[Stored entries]
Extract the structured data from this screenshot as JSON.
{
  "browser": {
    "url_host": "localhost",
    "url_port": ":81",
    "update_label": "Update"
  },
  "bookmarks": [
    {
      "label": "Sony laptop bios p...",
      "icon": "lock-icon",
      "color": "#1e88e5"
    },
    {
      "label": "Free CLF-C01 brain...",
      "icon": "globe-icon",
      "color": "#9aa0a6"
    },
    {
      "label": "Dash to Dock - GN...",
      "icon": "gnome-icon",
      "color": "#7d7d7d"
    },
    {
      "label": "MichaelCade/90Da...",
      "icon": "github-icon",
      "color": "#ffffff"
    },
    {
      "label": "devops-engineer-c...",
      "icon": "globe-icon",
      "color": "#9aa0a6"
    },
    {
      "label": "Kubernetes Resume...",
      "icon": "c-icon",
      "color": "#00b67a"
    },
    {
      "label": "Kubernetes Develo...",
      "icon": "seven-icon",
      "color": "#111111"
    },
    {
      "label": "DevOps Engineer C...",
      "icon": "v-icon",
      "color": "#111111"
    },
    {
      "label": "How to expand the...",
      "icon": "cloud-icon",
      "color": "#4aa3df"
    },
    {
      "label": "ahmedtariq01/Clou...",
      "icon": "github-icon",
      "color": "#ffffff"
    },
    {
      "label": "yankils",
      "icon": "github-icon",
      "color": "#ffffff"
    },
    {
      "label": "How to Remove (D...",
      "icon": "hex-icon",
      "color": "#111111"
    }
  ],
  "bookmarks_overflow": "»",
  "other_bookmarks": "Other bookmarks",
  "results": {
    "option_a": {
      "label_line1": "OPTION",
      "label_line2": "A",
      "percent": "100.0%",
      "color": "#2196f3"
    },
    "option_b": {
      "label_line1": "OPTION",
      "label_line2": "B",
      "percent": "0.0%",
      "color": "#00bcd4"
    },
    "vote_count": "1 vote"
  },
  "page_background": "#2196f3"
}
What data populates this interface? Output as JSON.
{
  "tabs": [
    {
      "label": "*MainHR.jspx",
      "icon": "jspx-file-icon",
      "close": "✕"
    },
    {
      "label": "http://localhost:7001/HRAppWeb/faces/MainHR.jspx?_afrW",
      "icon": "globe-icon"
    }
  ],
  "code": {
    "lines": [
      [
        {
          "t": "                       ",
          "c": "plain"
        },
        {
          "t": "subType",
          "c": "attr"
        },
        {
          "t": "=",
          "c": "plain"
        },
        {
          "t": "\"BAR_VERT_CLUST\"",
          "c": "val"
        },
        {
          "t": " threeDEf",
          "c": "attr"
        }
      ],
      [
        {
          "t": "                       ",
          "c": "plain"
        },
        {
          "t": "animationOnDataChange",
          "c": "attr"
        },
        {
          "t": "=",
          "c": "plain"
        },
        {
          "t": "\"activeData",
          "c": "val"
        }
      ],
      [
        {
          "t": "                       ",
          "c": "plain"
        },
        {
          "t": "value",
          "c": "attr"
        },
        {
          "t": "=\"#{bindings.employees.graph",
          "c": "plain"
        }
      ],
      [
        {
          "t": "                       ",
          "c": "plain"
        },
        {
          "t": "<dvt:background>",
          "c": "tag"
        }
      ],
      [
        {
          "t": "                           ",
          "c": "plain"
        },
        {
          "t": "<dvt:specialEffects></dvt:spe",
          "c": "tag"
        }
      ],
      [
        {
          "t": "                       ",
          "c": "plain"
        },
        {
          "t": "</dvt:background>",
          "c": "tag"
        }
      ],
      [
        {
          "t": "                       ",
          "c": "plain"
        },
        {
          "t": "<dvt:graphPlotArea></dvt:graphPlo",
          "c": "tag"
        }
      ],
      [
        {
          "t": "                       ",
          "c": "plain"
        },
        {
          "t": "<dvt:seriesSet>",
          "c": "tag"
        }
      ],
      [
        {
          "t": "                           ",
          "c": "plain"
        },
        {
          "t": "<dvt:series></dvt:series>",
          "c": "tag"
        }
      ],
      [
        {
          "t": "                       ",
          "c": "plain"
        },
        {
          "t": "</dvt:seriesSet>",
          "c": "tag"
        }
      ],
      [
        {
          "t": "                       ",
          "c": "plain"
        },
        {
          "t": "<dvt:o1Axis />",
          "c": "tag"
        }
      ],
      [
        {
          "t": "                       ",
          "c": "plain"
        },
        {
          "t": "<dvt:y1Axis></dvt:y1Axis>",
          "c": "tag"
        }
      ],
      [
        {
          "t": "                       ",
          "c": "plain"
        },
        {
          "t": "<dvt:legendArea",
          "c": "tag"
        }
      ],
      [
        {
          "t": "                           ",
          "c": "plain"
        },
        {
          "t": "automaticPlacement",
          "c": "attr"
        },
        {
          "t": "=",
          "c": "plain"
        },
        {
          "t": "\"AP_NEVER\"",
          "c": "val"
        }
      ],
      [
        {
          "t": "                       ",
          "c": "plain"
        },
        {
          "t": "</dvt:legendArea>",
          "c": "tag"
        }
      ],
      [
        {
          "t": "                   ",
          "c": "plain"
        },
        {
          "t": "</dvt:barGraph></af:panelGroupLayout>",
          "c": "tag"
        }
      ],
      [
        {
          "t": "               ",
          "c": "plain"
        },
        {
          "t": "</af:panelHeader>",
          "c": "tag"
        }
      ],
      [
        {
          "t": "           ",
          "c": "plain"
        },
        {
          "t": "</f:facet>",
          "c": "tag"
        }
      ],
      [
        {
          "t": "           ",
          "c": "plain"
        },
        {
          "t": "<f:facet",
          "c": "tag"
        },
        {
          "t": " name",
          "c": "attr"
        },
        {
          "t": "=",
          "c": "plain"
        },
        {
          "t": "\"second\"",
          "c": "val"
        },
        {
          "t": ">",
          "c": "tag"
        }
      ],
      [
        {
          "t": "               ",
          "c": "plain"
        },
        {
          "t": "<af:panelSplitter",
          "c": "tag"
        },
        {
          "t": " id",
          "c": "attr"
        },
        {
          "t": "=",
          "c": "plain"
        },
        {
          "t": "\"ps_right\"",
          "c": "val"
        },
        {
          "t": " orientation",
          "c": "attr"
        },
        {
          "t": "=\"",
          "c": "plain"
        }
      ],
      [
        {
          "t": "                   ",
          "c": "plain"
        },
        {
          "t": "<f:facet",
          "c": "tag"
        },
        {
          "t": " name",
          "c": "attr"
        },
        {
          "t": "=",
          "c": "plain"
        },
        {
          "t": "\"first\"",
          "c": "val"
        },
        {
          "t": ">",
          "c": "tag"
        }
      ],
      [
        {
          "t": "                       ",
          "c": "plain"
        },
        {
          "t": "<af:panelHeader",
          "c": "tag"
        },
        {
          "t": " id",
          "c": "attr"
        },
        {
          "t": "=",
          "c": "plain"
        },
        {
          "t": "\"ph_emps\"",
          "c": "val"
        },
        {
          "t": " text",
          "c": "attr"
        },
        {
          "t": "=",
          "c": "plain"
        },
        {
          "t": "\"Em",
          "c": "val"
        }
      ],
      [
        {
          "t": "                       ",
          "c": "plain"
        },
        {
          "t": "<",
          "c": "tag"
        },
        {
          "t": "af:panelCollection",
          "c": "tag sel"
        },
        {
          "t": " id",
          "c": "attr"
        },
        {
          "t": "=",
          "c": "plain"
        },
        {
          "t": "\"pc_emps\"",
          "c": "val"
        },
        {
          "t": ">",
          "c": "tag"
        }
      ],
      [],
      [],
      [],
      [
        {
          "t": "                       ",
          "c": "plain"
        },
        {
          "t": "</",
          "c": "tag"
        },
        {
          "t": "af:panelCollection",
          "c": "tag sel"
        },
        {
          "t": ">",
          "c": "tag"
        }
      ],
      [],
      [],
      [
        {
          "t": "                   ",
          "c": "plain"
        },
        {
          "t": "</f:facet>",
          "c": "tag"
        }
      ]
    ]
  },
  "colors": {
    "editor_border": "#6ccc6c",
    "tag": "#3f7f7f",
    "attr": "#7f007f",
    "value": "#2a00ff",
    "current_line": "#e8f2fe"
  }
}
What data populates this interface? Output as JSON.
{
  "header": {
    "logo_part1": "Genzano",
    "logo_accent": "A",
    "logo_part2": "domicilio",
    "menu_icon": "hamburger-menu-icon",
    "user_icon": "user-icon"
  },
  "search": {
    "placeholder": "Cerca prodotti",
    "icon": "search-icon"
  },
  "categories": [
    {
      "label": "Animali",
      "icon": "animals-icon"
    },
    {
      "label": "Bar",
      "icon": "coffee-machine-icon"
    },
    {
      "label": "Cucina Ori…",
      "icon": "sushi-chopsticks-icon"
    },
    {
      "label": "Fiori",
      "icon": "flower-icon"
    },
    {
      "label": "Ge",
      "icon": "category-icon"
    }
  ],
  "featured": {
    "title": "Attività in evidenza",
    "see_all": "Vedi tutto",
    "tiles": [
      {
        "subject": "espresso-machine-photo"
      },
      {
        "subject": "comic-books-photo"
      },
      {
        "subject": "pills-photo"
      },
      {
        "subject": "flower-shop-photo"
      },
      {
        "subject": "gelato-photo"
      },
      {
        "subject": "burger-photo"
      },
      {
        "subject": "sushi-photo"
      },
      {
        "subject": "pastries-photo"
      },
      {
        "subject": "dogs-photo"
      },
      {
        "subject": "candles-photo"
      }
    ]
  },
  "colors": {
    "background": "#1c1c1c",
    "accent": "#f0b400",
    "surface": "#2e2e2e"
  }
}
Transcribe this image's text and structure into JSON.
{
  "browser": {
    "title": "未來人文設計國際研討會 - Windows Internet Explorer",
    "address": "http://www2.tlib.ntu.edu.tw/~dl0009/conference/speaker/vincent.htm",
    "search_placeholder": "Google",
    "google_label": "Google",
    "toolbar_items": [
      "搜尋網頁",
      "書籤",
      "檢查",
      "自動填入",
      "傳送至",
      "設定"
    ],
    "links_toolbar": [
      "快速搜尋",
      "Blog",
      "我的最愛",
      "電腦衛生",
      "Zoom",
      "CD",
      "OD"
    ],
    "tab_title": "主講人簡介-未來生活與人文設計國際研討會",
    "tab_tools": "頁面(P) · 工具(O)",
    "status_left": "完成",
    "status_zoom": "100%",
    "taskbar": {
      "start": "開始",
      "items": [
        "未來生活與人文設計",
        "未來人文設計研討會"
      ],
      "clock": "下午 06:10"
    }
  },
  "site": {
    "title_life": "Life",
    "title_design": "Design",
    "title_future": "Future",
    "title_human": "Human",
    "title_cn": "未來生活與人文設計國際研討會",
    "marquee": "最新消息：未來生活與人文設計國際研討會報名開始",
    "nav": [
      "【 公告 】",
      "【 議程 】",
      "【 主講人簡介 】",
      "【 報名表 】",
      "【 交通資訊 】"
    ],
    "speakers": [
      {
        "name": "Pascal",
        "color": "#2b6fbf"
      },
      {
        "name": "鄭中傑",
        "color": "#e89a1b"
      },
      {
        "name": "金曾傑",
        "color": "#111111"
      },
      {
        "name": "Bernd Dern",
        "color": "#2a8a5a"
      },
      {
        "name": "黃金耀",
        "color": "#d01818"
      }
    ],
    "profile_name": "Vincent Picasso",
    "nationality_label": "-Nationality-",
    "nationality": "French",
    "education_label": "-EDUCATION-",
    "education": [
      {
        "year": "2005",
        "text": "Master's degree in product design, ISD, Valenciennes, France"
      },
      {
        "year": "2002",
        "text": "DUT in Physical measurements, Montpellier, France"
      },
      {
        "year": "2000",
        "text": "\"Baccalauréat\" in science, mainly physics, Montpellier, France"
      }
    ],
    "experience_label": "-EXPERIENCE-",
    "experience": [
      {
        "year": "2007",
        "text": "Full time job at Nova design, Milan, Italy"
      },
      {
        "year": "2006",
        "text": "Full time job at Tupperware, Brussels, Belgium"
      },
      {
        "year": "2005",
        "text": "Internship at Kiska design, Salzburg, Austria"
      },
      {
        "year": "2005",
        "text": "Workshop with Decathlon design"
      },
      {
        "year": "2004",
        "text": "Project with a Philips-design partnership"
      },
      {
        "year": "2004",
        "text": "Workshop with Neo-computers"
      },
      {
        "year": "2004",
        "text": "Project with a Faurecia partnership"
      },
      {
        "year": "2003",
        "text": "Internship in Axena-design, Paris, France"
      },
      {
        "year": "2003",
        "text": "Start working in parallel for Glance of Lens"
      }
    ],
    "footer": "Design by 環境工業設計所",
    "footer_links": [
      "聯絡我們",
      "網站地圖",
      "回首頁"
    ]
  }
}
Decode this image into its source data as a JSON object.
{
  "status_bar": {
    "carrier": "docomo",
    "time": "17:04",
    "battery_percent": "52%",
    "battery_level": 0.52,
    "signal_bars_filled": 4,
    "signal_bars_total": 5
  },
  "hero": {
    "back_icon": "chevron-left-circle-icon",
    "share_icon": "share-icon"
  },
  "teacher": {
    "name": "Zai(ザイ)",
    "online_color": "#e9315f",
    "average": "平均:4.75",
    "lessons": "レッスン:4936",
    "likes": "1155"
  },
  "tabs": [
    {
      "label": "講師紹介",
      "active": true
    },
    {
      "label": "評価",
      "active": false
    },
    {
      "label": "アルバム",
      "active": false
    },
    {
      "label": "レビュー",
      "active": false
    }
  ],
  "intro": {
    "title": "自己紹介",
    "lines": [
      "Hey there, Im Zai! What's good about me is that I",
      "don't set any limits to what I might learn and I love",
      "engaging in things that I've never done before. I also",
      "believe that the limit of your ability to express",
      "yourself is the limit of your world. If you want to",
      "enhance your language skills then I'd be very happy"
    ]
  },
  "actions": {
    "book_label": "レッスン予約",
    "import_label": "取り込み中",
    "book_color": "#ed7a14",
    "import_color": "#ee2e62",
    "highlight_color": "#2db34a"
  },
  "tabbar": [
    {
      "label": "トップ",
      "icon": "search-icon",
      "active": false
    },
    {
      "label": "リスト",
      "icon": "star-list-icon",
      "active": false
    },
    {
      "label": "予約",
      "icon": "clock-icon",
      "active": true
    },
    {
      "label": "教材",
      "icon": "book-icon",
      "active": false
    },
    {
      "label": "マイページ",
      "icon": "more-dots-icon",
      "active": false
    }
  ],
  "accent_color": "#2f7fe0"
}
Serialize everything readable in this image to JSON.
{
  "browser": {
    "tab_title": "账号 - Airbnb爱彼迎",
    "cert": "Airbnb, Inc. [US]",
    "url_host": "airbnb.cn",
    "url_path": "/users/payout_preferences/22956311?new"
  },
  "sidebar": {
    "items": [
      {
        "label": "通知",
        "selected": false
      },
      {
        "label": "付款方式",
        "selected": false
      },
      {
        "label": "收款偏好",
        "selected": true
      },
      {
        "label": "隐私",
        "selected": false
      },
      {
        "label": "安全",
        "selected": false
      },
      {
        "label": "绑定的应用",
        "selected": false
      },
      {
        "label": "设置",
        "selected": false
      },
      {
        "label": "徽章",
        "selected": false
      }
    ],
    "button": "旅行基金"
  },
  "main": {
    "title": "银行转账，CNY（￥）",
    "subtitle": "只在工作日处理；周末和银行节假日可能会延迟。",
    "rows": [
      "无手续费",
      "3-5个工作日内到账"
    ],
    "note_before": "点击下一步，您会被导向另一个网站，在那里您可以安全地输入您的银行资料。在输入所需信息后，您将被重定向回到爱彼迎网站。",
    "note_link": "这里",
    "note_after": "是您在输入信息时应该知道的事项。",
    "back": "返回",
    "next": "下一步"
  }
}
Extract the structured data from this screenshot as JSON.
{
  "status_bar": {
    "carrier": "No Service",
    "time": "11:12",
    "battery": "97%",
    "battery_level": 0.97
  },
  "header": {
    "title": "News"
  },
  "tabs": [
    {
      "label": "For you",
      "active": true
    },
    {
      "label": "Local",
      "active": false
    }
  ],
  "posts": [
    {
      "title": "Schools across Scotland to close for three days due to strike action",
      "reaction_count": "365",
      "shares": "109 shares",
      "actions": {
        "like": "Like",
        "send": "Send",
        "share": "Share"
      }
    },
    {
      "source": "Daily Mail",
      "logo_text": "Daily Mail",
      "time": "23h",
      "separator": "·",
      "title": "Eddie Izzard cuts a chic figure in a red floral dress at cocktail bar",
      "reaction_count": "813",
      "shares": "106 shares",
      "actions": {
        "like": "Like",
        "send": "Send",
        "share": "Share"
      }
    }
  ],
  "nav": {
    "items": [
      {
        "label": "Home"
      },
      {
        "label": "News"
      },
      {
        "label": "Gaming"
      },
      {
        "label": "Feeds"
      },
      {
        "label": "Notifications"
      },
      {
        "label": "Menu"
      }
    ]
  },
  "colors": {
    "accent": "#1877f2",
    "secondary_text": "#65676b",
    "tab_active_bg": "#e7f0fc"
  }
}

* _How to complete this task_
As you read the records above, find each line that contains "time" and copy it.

* _Solution to this problem_
        "text": "Full time job at Nova design, Milan, Italy"
        "text": "Full time job at Tupperware, Brussels, Belgium"
    "time": "17:04",
    "time": "11:12",
      "time": "23h",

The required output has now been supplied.